Give the records back exactly as written, but without the images.
──────── DATA TO PROCESS ────────
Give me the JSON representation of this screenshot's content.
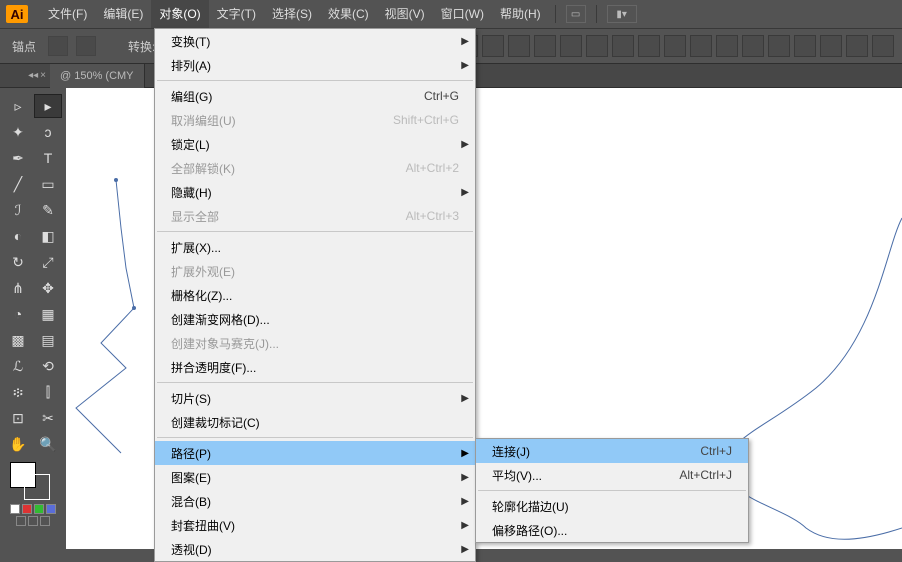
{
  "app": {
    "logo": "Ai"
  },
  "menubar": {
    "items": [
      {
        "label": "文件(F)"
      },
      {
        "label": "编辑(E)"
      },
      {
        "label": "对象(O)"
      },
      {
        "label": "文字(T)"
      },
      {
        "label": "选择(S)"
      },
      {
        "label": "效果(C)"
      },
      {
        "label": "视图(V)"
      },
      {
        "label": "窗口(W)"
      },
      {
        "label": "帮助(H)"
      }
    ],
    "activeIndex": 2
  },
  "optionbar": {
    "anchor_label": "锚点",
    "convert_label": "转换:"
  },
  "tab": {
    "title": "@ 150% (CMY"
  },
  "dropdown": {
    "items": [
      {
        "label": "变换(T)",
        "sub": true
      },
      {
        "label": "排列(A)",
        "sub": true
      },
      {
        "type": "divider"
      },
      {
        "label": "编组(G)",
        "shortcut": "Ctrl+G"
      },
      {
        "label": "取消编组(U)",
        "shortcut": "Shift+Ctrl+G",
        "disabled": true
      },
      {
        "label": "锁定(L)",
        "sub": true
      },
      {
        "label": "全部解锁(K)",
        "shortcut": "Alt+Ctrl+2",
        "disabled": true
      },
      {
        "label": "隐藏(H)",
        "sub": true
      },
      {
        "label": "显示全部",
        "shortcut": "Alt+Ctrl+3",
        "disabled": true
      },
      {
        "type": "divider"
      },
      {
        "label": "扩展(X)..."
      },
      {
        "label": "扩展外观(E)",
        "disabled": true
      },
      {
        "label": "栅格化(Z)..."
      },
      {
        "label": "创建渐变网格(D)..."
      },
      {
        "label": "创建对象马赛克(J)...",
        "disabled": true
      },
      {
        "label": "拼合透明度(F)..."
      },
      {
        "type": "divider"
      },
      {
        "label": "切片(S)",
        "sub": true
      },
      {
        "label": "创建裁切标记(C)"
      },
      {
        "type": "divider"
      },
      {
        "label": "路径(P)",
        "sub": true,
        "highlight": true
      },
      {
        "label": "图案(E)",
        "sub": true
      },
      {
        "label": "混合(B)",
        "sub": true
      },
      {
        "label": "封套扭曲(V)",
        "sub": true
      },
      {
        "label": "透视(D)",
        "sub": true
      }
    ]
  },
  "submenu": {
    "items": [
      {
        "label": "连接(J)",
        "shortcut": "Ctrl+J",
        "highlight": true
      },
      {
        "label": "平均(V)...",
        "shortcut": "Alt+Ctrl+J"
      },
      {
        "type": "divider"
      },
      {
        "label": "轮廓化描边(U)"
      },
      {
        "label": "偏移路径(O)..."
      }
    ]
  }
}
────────
### WRITTEN REPLY
Give me the JSON representation of this screenshot's content.
{
  "app": {
    "logo": "Ai"
  },
  "menubar": {
    "items": [
      {
        "label": "文件(F)"
      },
      {
        "label": "编辑(E)"
      },
      {
        "label": "对象(O)"
      },
      {
        "label": "文字(T)"
      },
      {
        "label": "选择(S)"
      },
      {
        "label": "效果(C)"
      },
      {
        "label": "视图(V)"
      },
      {
        "label": "窗口(W)"
      },
      {
        "label": "帮助(H)"
      }
    ],
    "activeIndex": 2
  },
  "optionbar": {
    "anchor_label": "锚点",
    "convert_label": "转换:"
  },
  "tab": {
    "title": "@ 150% (CMY"
  },
  "dropdown": {
    "items": [
      {
        "label": "变换(T)",
        "sub": true
      },
      {
        "label": "排列(A)",
        "sub": true
      },
      {
        "type": "divider"
      },
      {
        "label": "编组(G)",
        "shortcut": "Ctrl+G"
      },
      {
        "label": "取消编组(U)",
        "shortcut": "Shift+Ctrl+G",
        "disabled": true
      },
      {
        "label": "锁定(L)",
        "sub": true
      },
      {
        "label": "全部解锁(K)",
        "shortcut": "Alt+Ctrl+2",
        "disabled": true
      },
      {
        "label": "隐藏(H)",
        "sub": true
      },
      {
        "label": "显示全部",
        "shortcut": "Alt+Ctrl+3",
        "disabled": true
      },
      {
        "type": "divider"
      },
      {
        "label": "扩展(X)..."
      },
      {
        "label": "扩展外观(E)",
        "disabled": true
      },
      {
        "label": "栅格化(Z)..."
      },
      {
        "label": "创建渐变网格(D)..."
      },
      {
        "label": "创建对象马赛克(J)...",
        "disabled": true
      },
      {
        "label": "拼合透明度(F)..."
      },
      {
        "type": "divider"
      },
      {
        "label": "切片(S)",
        "sub": true
      },
      {
        "label": "创建裁切标记(C)"
      },
      {
        "type": "divider"
      },
      {
        "label": "路径(P)",
        "sub": true,
        "highlight": true
      },
      {
        "label": "图案(E)",
        "sub": true
      },
      {
        "label": "混合(B)",
        "sub": true
      },
      {
        "label": "封套扭曲(V)",
        "sub": true
      },
      {
        "label": "透视(D)",
        "sub": true
      }
    ]
  },
  "submenu": {
    "items": [
      {
        "label": "连接(J)",
        "shortcut": "Ctrl+J",
        "highlight": true
      },
      {
        "label": "平均(V)...",
        "shortcut": "Alt+Ctrl+J"
      },
      {
        "type": "divider"
      },
      {
        "label": "轮廓化描边(U)"
      },
      {
        "label": "偏移路径(O)..."
      }
    ]
  }
}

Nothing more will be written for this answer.